"Shu Hayda" is a youthful Lebanese song that has contributed to the substantiation of Marwan El-Shami's identity as an artist. El-Shami, whose artistic career began in the 1990s, has succeeded in proving himself as a promising singer with this, his third hit song, which has achieved unprecedented success in Lebanon.
Mawtani met with El-Shami to discuss his career.
Mawtani: Whom are you addressing with "Shu Hayda"?
Marwan El-Shami: I say "Shu Hayda" in real life to my daughter and to my sweetheart, and to every person who deserves this phrase. In the music video of this song, I say it to pretty young woman who was spending the evening with her girlfriends at a nightclub. I am attracted to her beauty, and for a moment we exchange the same type of admiration, until at the end of the evening, her fiancé shows up, and I realize that she was at her bachelorette party.
Mawtani: Did this happen to you in real life?
El-Shami: No. The idea of the video is an outcome of collaboration between music composer and lyricist Salim Assaf, who wrote the lyrics and the music of the song, director Bassam Kayal and myself. I thank God for the astonishing feedback the music video has received from the public.
Mawtani: Before this, you had the song "Layki". Tell us about it.
El-Shami: It was my first single, which I released in 2008. The lyrics of the song were written by Riyad al-Ali and the music by Thaer and Maher al-Ali. This was followed by the song "Feeki Tihli", written by Fares Iskandar and composed by Salim Salameh. The latter achieved success.
Mawtani: What does the success of "Shu Hayda" mean to you?
El-Shami: It means greater responsibility to complete what I have started in the field of art. After my last song, I must choose the next one carefully, because I follow the policy of releasing singles and not albums. We have ears for singles. Besides, my ability to finance and produce my work does not allow for more than one single.
Mawtani: Have you not received offers from production companies?
El-Shami: Yes, sure. But I choose what I am more comfortable with. All of us are aware of the anguish artists face with production companies. I do not want to take a step backward, but want to move forward. I study every step I take very carefully, because it is unacceptable to quit after I worked so hard to achieve success.
Mawtani: Do you believe that the problems faced with production companies serve the interest of art?

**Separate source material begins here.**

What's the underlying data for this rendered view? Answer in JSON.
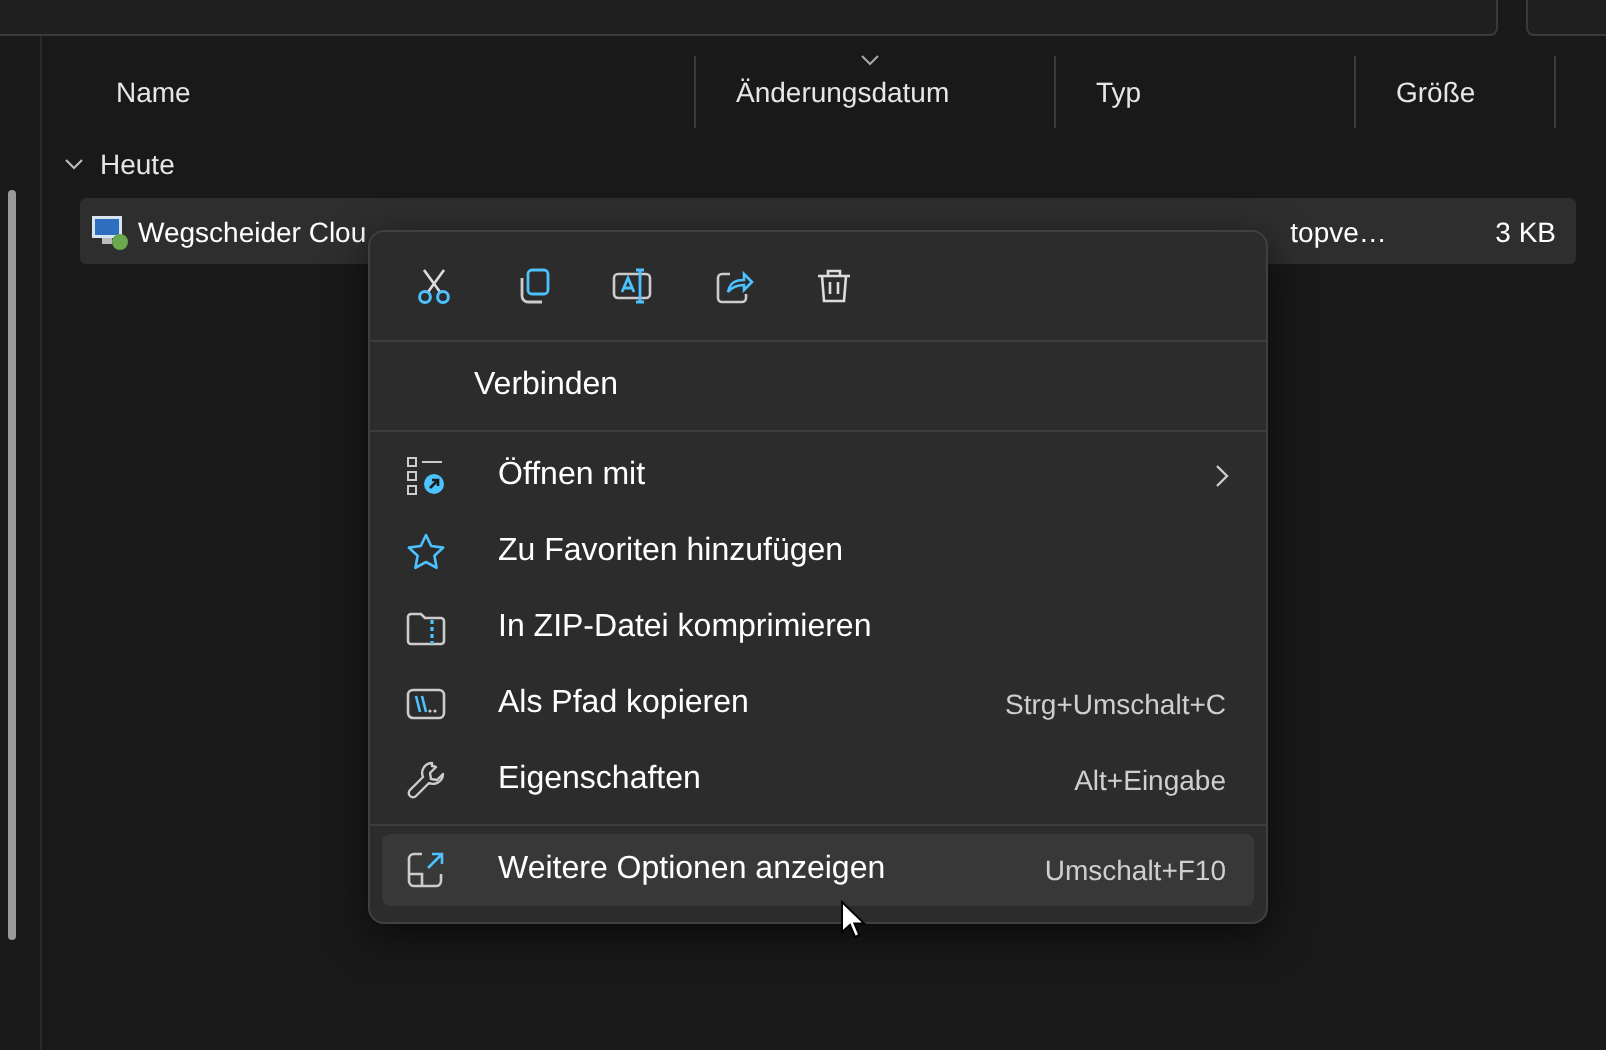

El-Shami: What I know is that companies have messed up a lot and released unnecessary works, which put them in trouble. In my opinion, we have had enough of these productions. I hope that we reach decisions that will clean up the art arena in Lebanon, so that we can restore its good reputation.
Mawtani: You sing in the Lebanese style. What about other styles?

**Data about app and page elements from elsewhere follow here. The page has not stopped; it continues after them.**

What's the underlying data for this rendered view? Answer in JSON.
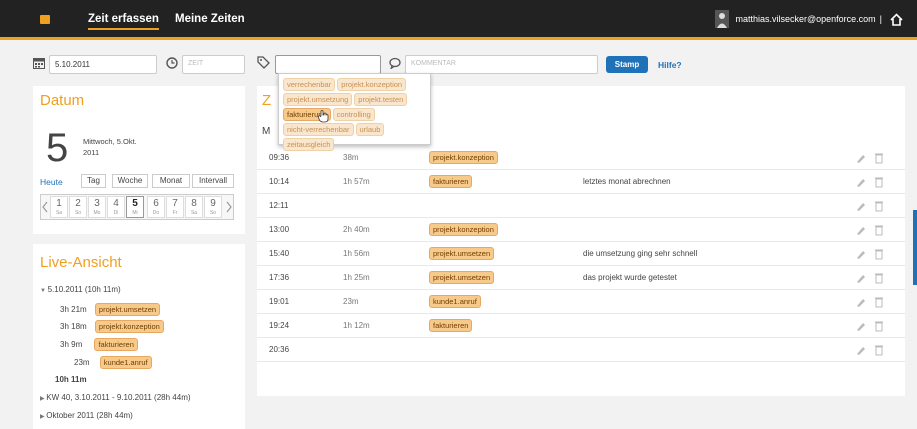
{
  "nav": {
    "tabs": [
      {
        "label": "Zeit erfassen"
      },
      {
        "label": "Meine Zeiten"
      }
    ],
    "user": "matthias.vilsecker@openforce.com",
    "separator": "|"
  },
  "toolbar": {
    "date_value": "5.10.2011",
    "time_placeholder": "ZEIT",
    "tag_value": "",
    "comment_placeholder": "KOMMENTAR",
    "stamp_label": "Stamp",
    "help_label": "Hilfe?"
  },
  "dropdown": {
    "tags": [
      "verrechenbar",
      "projekt.konzeption",
      "projekt.umsetzung",
      "projekt.testen",
      "fakturierung",
      "controlling",
      "nicht-verrechenbar",
      "urlaub",
      "zeitausgleich"
    ],
    "highlighted": "fakturierung"
  },
  "datum": {
    "title": "Datum",
    "day_number": "5",
    "weekday_line": "Mittwoch, 5.Okt.",
    "year_line": "2011",
    "today_label": "Heute",
    "views": [
      "Tag",
      "Woche",
      "Monat",
      "Intervall"
    ],
    "week_days": [
      {
        "n": "1",
        "w": "Sa"
      },
      {
        "n": "2",
        "w": "So"
      },
      {
        "n": "3",
        "w": "Mo"
      },
      {
        "n": "4",
        "w": "Di"
      },
      {
        "n": "5",
        "w": "Mi"
      },
      {
        "n": "6",
        "w": "Do"
      },
      {
        "n": "7",
        "w": "Fr"
      },
      {
        "n": "8",
        "w": "Sa"
      },
      {
        "n": "9",
        "w": "So"
      }
    ],
    "selected_day": "5"
  },
  "live": {
    "title": "Live-Ansicht",
    "day_header": "5.10.2011 (10h 11m)",
    "entries": [
      {
        "duration": "3h 21m",
        "tag": "projekt.umsetzen"
      },
      {
        "duration": "3h 18m",
        "tag": "projekt.konzeption"
      },
      {
        "duration": "3h 9m",
        "tag": "fakturieren"
      },
      {
        "duration": "23m",
        "tag": "kunde1.anruf"
      }
    ],
    "total": "10h 11m",
    "week": "KW 40, 3.10.2011 - 9.10.2011 (28h 44m)",
    "month": "Oktober 2011 (28h 44m)"
  },
  "main": {
    "title_fragment": "Z",
    "header_fragment_left": "M",
    "header_fragment_right": ")",
    "rows": [
      {
        "time": "09:36",
        "duration": "38m",
        "tag": "projekt.konzeption",
        "comment": ""
      },
      {
        "time": "10:14",
        "duration": "1h 57m",
        "tag": "fakturieren",
        "comment": "letztes monat abrechnen"
      },
      {
        "time": "12:11",
        "duration": "",
        "tag": "",
        "comment": ""
      },
      {
        "time": "13:00",
        "duration": "2h 40m",
        "tag": "projekt.konzeption",
        "comment": ""
      },
      {
        "time": "15:40",
        "duration": "1h 56m",
        "tag": "projekt.umsetzen",
        "comment": "die umsetzung ging sehr schnell"
      },
      {
        "time": "17:36",
        "duration": "1h 25m",
        "tag": "projekt.umsetzen",
        "comment": "das projekt wurde getestet"
      },
      {
        "time": "19:01",
        "duration": "23m",
        "tag": "kunde1.anruf",
        "comment": ""
      },
      {
        "time": "19:24",
        "duration": "1h 12m",
        "tag": "fakturieren",
        "comment": ""
      },
      {
        "time": "20:36",
        "duration": "",
        "tag": "",
        "comment": ""
      }
    ]
  },
  "colors": {
    "accent": "#f0a020",
    "link": "#1f72b8",
    "topbar": "#222222"
  }
}
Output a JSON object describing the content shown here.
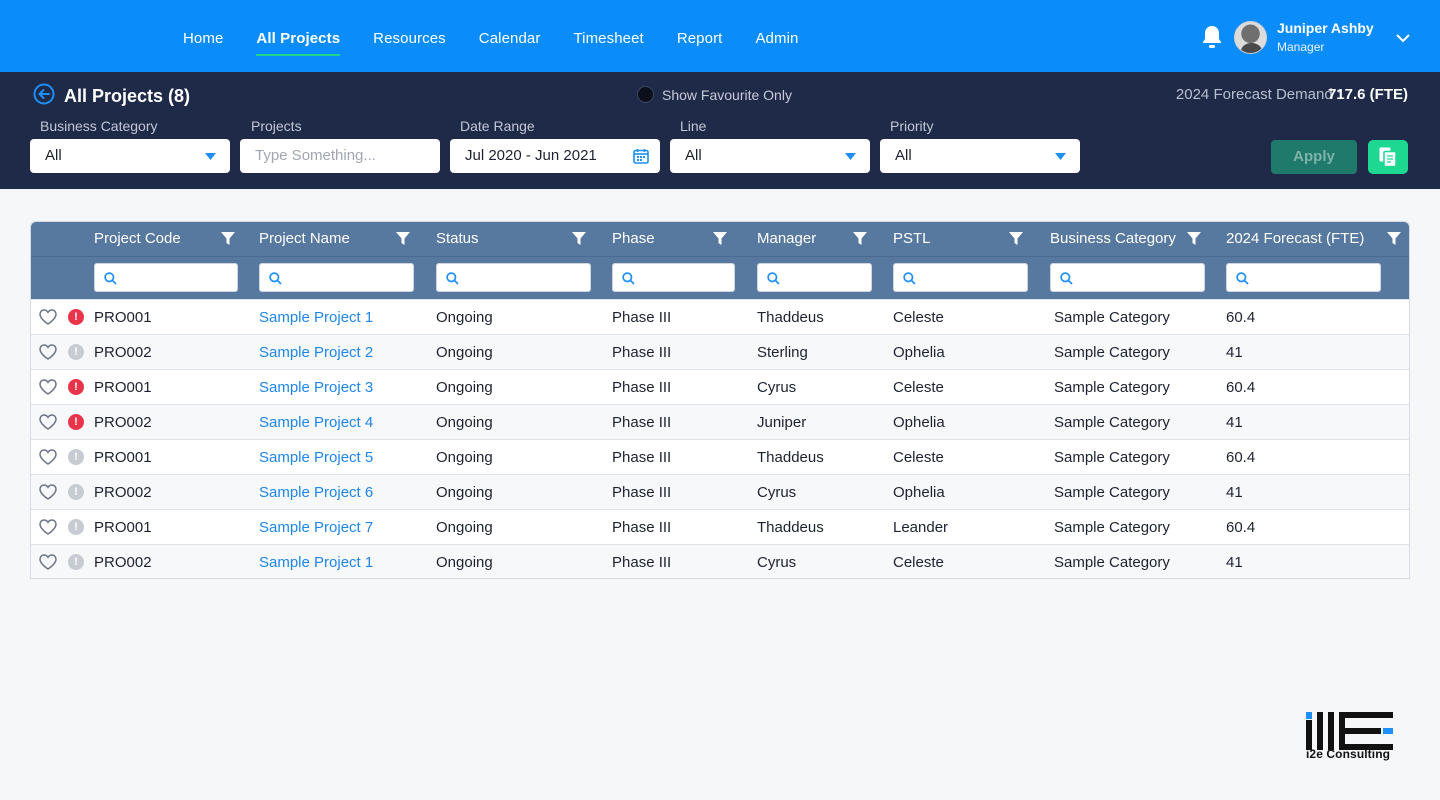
{
  "nav": {
    "items": [
      {
        "label": "Home",
        "active": false
      },
      {
        "label": "All Projects",
        "active": true
      },
      {
        "label": "Resources",
        "active": false
      },
      {
        "label": "Calendar",
        "active": false
      },
      {
        "label": "Timesheet",
        "active": false
      },
      {
        "label": "Report",
        "active": false
      },
      {
        "label": "Admin",
        "active": false
      }
    ]
  },
  "user": {
    "name": "Juniper Ashby",
    "role": "Manager"
  },
  "header": {
    "title": "All Projects (8)",
    "favourite_label": "Show Favourite Only",
    "forecast_label": "2024 Forecast Demand :",
    "forecast_value": "717.6 (FTE)"
  },
  "filters": {
    "business_category": {
      "label": "Business Category",
      "value": "All"
    },
    "projects": {
      "label": "Projects",
      "placeholder": "Type Something..."
    },
    "date_range": {
      "label": "Date Range",
      "value": "Jul 2020 - Jun 2021"
    },
    "line": {
      "label": "Line",
      "value": "All"
    },
    "priority": {
      "label": "Priority",
      "value": "All"
    },
    "apply_label": "Apply"
  },
  "table": {
    "columns": [
      "Project Code",
      "Project Name",
      "Status",
      "Phase",
      "Manager",
      "PSTL",
      "Business Category",
      "2024 Forecast (FTE)"
    ],
    "rows": [
      {
        "priority": "high",
        "code": "PRO001",
        "name": "Sample Project 1",
        "status": "Ongoing",
        "phase": "Phase III",
        "manager": "Thaddeus",
        "pstl": "Celeste",
        "category": "Sample Category",
        "forecast": "60.4"
      },
      {
        "priority": "low",
        "code": "PRO002",
        "name": "Sample Project 2",
        "status": "Ongoing",
        "phase": "Phase III",
        "manager": "Sterling",
        "pstl": "Ophelia",
        "category": "Sample Category",
        "forecast": "41"
      },
      {
        "priority": "high",
        "code": "PRO001",
        "name": "Sample Project 3",
        "status": "Ongoing",
        "phase": "Phase III",
        "manager": "Cyrus",
        "pstl": "Celeste",
        "category": "Sample Category",
        "forecast": "60.4"
      },
      {
        "priority": "high",
        "code": "PRO002",
        "name": "Sample Project 4",
        "status": "Ongoing",
        "phase": "Phase III",
        "manager": "Juniper",
        "pstl": "Ophelia",
        "category": "Sample Category",
        "forecast": "41"
      },
      {
        "priority": "low",
        "code": "PRO001",
        "name": "Sample Project 5",
        "status": "Ongoing",
        "phase": "Phase III",
        "manager": "Thaddeus",
        "pstl": "Celeste",
        "category": "Sample Category",
        "forecast": "60.4"
      },
      {
        "priority": "low",
        "code": "PRO002",
        "name": "Sample Project 6",
        "status": "Ongoing",
        "phase": "Phase III",
        "manager": "Cyrus",
        "pstl": "Ophelia",
        "category": "Sample Category",
        "forecast": "41"
      },
      {
        "priority": "low",
        "code": "PRO001",
        "name": "Sample Project 7",
        "status": "Ongoing",
        "phase": "Phase III",
        "manager": "Thaddeus",
        "pstl": "Leander",
        "category": "Sample Category",
        "forecast": "60.4"
      },
      {
        "priority": "low",
        "code": "PRO002",
        "name": "Sample Project 1",
        "status": "Ongoing",
        "phase": "Phase III",
        "manager": "Cyrus",
        "pstl": "Celeste",
        "category": "Sample Category",
        "forecast": "41"
      }
    ]
  },
  "brand": {
    "name": "i2e Consulting"
  },
  "colors": {
    "nav": "#0a8cfb",
    "band": "#1f2a48",
    "table_header": "#58799f",
    "link": "#1f86e8",
    "priority_high": "#e8334a",
    "accent": "#1ed891"
  },
  "icons": {
    "nav": [
      "bell-icon",
      "chevron-down-icon"
    ],
    "row": [
      "heart-icon",
      "priority-icon"
    ],
    "filters": [
      "caret-down-icon",
      "calendar-icon",
      "copy-icon",
      "funnel-icon",
      "search-icon"
    ]
  }
}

El-Shami: In my evening performances, I sing in several styles and in other dialects, such as Egyptian and the Gulf dialect, which preserves the quality of the word, as well as the Iraqi song, which occupies a good position today because Iraqi singers select lyrics and music that are beyond wonderful.
Mawtani: What about your beginning?
El-Shami: I began by studying Eastern singing and playing the lute at the National Music Institute, followed by participating in the early 1990s in concerts for master artists such as Wadi El-Safi, George Wasouf and Ragheb Alameh in Lebanon and outside. At these concerts, I used to sing before they came on stage.
Mawtani: Why has your success in the field been delayed until now?
El-Shami: I have had attempts. The first one was in 1995 when I released my first CD, but it was not important. In 1998, I released an album titled "The White Horse". The song succeeded. After that, I continued in my career, but I suffered a lot from production companies, composers and lyricists, who apparently did not believe in my talent. I got tired of repeated visits to them, and of listening to songs. I have not regretted not singing them, but have heard others sing them.
Mawtani: What were you looking for?
El-Shami: I was looking for songs at the level of "Shu Hayda" and "Layki", or songs that have beautiful meaning and tune.
Mawtani: How far do you want to take your career?
El-Shami: My ambition is great. I hope to produce work with moral content and to deliver the songs I learned from master artists.